§ What to work on: Copy each line of the records that contains the word "watermark".

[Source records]
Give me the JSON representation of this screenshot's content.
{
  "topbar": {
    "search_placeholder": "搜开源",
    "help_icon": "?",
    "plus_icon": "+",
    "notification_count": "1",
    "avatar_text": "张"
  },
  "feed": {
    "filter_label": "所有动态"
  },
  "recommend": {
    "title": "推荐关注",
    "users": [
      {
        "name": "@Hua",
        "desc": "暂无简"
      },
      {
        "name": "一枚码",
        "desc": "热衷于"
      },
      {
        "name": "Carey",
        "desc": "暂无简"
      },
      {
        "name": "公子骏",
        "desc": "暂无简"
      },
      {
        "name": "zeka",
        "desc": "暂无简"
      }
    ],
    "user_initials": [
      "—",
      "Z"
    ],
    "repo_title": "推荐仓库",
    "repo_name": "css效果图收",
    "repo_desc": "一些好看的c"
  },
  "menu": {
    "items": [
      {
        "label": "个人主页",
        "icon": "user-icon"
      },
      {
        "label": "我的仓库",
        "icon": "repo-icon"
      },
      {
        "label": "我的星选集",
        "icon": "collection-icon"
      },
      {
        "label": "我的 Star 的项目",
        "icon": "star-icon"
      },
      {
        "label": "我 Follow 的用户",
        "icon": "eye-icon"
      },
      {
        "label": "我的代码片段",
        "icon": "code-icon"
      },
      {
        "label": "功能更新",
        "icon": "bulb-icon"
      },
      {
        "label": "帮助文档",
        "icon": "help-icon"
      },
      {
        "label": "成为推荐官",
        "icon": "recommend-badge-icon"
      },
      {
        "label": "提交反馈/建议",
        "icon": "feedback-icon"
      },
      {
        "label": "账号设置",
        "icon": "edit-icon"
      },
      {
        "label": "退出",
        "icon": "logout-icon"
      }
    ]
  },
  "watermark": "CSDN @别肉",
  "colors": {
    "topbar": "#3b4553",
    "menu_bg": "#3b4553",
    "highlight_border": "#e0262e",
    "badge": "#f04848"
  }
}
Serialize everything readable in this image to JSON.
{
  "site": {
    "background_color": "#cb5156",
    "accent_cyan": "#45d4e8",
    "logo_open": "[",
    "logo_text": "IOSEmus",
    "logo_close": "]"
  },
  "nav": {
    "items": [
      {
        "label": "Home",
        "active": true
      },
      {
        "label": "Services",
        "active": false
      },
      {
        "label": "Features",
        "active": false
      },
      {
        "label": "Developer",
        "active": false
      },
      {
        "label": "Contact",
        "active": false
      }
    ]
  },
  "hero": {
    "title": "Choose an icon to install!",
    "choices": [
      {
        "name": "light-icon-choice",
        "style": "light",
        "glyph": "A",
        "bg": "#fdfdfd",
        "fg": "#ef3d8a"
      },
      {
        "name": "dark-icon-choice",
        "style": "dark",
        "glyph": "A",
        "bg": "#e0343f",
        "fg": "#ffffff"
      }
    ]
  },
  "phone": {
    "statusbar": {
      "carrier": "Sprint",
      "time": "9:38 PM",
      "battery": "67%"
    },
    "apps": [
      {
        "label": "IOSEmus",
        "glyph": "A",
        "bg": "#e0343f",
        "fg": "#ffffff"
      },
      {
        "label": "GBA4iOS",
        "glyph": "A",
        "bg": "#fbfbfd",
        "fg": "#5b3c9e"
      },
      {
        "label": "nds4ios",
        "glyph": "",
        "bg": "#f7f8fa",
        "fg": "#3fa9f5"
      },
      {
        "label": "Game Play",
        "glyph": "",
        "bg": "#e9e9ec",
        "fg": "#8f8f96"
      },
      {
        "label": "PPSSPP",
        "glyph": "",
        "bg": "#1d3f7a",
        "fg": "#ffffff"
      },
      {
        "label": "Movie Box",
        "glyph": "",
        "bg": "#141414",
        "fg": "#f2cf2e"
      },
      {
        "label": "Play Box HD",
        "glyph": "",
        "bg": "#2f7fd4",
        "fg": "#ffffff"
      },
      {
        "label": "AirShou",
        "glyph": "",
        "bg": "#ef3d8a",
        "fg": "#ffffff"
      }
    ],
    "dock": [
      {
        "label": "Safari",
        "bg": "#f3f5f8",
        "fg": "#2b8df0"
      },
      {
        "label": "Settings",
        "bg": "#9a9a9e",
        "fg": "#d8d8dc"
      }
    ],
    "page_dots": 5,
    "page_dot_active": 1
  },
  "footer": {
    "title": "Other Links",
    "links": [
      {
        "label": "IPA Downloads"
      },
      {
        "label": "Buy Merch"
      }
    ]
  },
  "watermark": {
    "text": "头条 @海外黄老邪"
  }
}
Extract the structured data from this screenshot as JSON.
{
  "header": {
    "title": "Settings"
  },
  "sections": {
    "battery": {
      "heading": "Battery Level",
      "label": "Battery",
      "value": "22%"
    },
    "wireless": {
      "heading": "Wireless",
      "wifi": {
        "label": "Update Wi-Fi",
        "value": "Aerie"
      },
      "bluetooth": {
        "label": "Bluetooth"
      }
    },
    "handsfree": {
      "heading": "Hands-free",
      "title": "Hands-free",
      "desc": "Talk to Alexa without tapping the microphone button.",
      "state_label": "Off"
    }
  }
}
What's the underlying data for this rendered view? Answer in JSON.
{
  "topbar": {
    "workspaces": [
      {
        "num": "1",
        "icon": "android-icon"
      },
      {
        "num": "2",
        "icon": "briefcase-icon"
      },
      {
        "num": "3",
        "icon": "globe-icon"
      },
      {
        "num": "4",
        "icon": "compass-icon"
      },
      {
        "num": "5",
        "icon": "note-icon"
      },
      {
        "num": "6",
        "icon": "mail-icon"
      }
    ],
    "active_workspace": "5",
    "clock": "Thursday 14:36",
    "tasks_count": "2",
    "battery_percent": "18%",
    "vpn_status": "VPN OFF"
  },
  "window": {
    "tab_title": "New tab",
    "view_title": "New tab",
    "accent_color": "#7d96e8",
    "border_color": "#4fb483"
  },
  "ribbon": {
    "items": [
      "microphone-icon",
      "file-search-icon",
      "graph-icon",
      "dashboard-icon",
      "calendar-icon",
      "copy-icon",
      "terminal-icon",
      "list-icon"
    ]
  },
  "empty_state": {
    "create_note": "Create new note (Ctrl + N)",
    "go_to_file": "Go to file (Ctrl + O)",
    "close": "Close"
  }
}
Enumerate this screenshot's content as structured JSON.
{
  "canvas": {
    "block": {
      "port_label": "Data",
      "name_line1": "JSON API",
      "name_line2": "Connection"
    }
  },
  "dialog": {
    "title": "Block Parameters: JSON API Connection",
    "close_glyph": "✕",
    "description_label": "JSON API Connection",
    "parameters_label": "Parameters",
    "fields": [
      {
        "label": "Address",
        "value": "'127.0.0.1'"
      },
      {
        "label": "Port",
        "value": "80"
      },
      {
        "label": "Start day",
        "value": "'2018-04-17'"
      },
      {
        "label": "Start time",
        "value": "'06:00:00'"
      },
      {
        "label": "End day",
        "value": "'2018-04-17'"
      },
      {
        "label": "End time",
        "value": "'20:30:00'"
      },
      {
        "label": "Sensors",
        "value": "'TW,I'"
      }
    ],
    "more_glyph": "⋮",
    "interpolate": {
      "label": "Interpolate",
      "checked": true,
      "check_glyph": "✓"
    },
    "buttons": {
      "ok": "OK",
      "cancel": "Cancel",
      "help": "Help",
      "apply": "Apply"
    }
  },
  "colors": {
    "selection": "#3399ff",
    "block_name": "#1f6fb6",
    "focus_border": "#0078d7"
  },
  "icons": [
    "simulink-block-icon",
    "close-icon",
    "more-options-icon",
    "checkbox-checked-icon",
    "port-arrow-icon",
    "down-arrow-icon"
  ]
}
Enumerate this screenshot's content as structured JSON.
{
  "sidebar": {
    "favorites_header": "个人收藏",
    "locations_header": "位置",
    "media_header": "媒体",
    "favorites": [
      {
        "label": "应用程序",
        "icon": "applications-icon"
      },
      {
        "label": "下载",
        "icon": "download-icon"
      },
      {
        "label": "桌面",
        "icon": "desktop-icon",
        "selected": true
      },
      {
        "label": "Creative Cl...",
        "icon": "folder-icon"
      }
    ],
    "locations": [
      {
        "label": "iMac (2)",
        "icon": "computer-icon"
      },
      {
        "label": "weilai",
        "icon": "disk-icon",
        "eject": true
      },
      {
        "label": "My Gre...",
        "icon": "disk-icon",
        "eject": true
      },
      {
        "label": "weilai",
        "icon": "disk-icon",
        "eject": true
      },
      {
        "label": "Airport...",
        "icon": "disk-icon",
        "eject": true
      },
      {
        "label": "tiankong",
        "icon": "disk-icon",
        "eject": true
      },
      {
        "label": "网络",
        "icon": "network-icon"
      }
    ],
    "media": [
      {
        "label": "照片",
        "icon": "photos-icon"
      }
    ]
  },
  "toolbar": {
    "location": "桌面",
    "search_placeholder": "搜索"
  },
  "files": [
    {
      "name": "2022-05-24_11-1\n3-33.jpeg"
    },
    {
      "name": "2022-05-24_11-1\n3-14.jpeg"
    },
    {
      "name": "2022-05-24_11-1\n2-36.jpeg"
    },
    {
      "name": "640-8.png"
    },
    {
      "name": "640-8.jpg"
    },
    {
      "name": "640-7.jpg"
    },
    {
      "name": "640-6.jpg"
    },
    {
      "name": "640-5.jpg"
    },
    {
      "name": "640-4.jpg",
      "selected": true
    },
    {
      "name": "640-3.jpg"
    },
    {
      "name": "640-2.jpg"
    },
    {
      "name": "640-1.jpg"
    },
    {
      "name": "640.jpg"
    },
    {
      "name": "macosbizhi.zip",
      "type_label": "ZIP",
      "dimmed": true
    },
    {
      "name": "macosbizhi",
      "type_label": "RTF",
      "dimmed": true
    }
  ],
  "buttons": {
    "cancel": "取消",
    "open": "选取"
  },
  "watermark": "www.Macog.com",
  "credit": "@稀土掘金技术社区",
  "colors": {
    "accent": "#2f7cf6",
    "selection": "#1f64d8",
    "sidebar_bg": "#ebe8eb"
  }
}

§ Task answer:
  "watermark": "CSDN @别肉",
  "watermark": {
  "watermark": "www.Macog.com",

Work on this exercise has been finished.